  • Clear copy: “2.5 million people use MailChimp”.  This adds credibility and reduces a visitor’s perceived risk of using the product or service if they haven’t heard of the brand.

A/B Split Testing

A/B testing allows marketers to make careful changes to a user’s experience on a website. 

When browsing an eCommerce store, shoppers want to have the ability to view products quickly without struggling to maneuver for details. 

One technique many companies use is called “quick view,” where a person hovers their cursor over a product. Nearly half of the top 50 US eCommerce websites offer quick views:

The page on the left doesn’t offer a quick view – whereas, the one on the right does. 

This eCommerce store offers:
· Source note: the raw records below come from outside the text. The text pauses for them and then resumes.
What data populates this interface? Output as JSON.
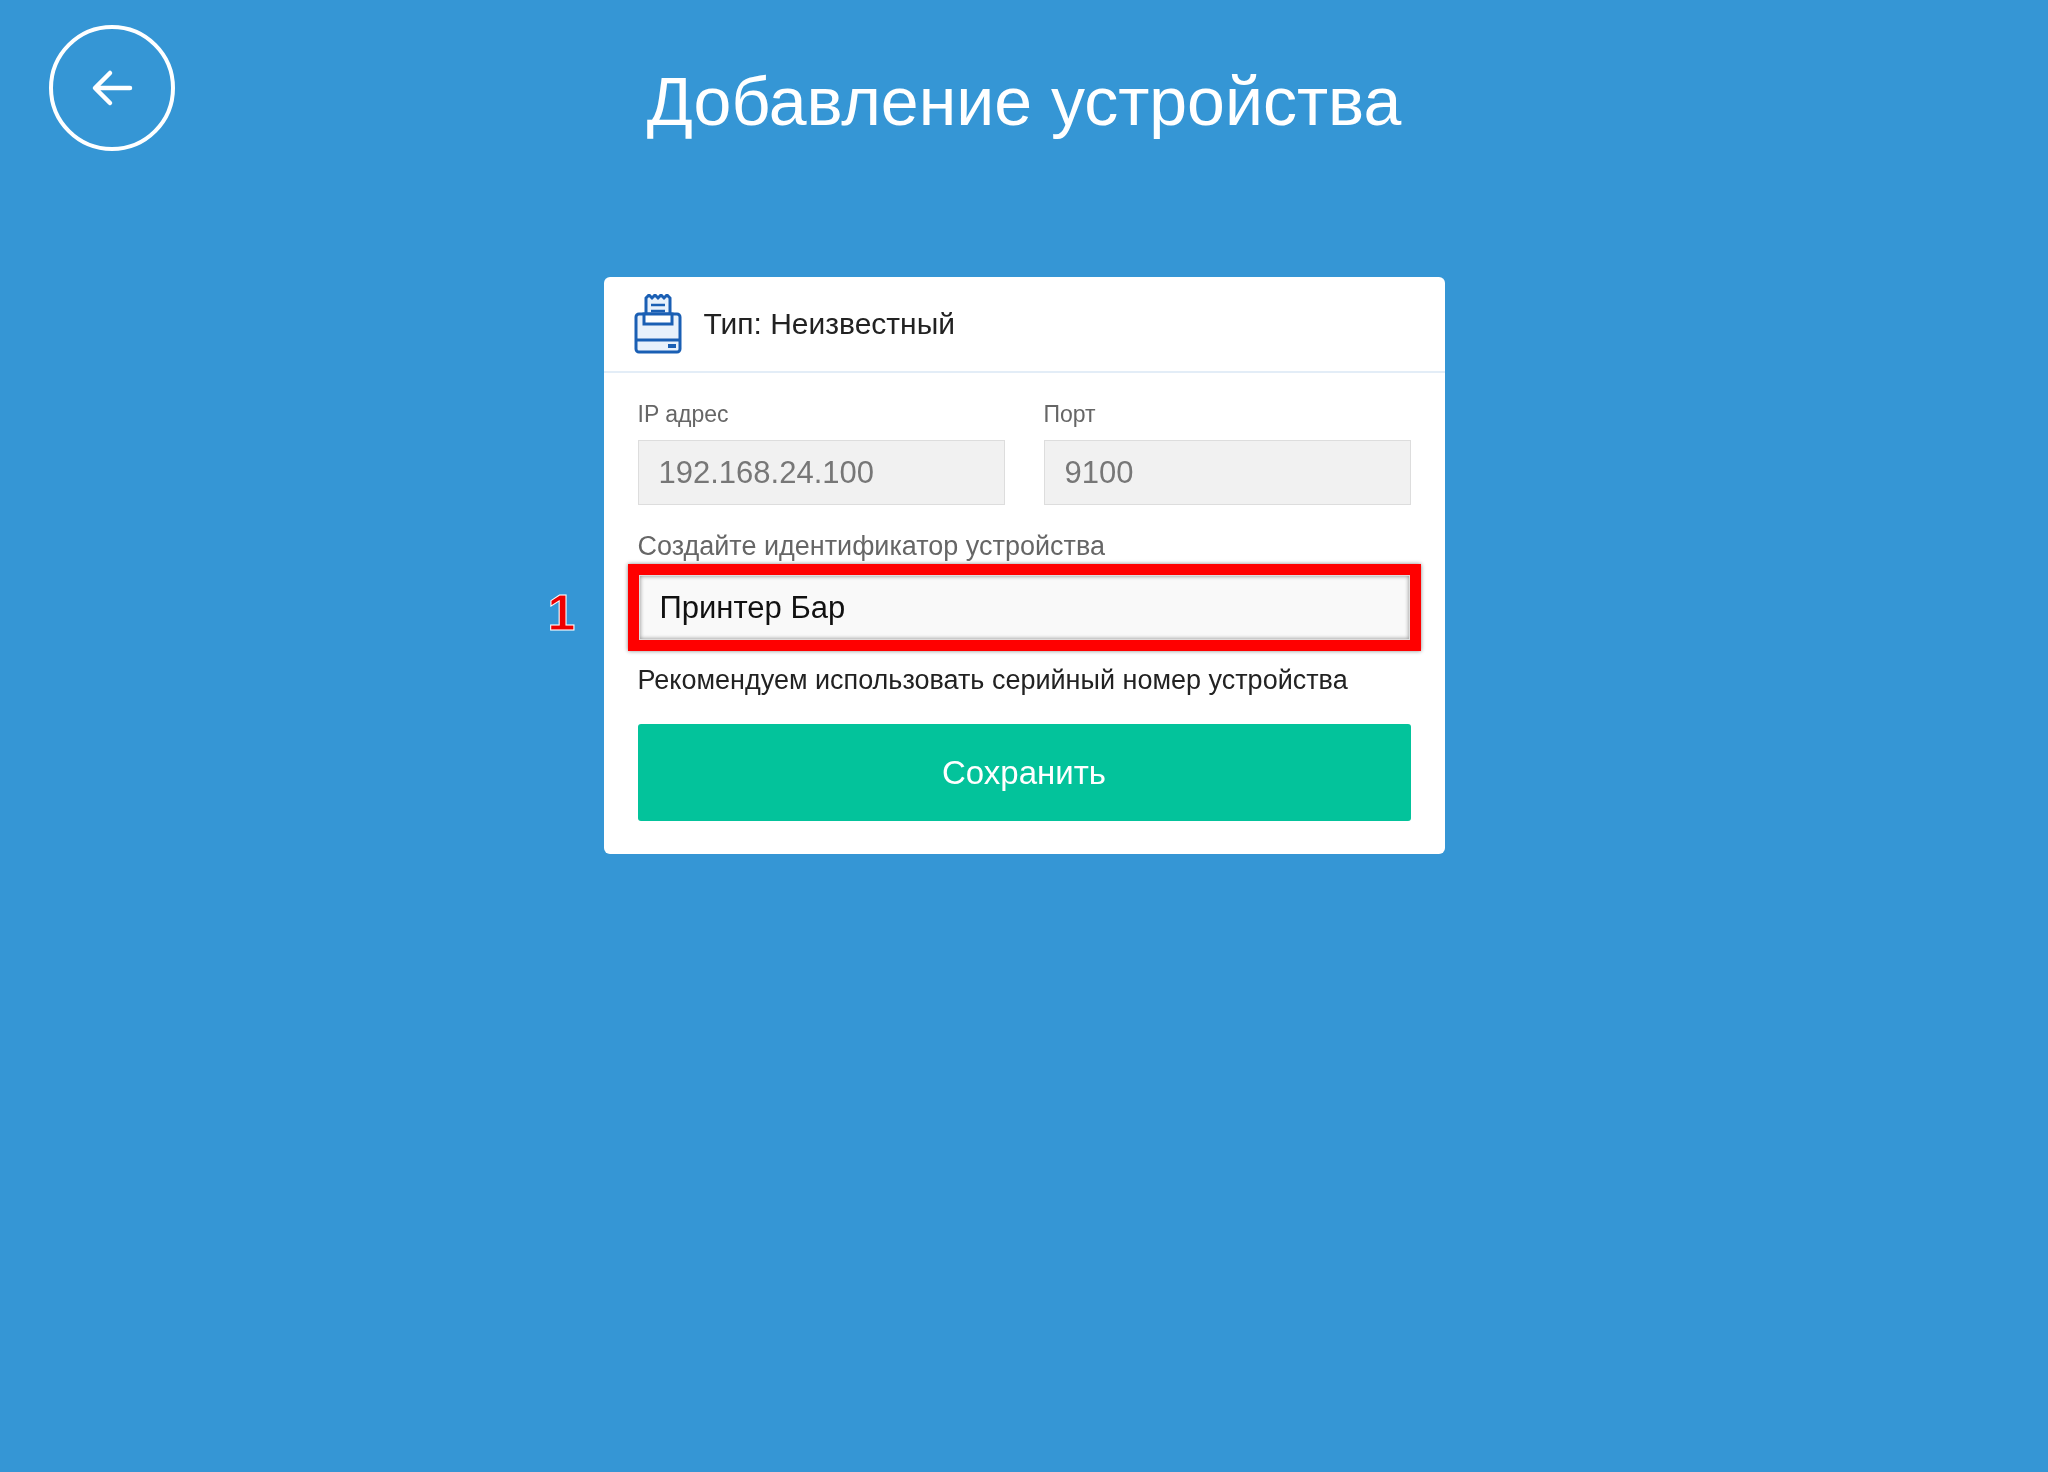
{
  "header": {
    "title": "Добавление устройства"
  },
  "card": {
    "type_label": "Тип: Неизвестный",
    "fields": [
      {
        "label": "IP адрес",
        "value": "192.168.24.100",
        "disabled": true
      },
      {
        "label": "Порт",
        "value": "9100",
        "disabled": true
      }
    ],
    "identifier": {
      "label": "Создайте идентификатор устройства",
      "value": "Принтер Бар",
      "disabled": false,
      "highlighted": true,
      "annotation": "1"
    },
    "hint": "Рекомендуем использовать серийный номер устройства",
    "save_button": "Сохранить"
  }
}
  • The ability for shoppers to hover over products.
  • The ability to click on a product to get key information.
  • Make a purchase directly from the hovered product.


If your audience doesn’t get the information they need, you need to reassess your content strategy. Content needs to be concise, comfortable to read, and relevant to the visitor’s needs. 

Look at the leading news website on the web, CNN:

The website offers:

  • Short-form on the home page with links to longer-form copy.
  • Multiple-column for a more pleasing design than a single column.
  • Effective website architecture and easy navigation.

Examples of content goals to consider:

  • Create four blog posts a month.
  • Develop a comments section on blogs to increase engagement.

Search Engine Optimization

Optimizing your website for organic results determines how quickly and easily your customers are able to find your website. With alternative text, efficiently used HTML tags, and relevant keywords, Google crawlers will be able to find your pages. 

Goals for effective SEO: 

  • Generate 50 backlinks per month.
  • Convert site to HTTPS.
  • Develop a mobile version of the website.
  • Hire an SEO specialist to the team.

Analyst Bottom Line

A visitor expects a website to load quickly, be easy to navigate through, and contain the right information. Add an appealing design, and you’ve got a recipe for a high converting website.

At Reactful, we understand that conversion rate optimization is no easy game. But, our process is to focus on creating data-driven results to aid in the redesign phase. 

Keep in mind the above pillars for optimization, and you will increase your revenue enough to justify the testing that needs to be done.

If you are looking for a web personalization platform that engages and converts customers, sign up for a free trial with Reactful to boost your sales, today! 

Put conversion rate optimization on autopilot.

Optimize your site in real-time for every visitor.

Learn How

Boost engagement and conversions on your website
Start a free 14 day trial with no obligations

Get results like these.
Start converting in real-time today!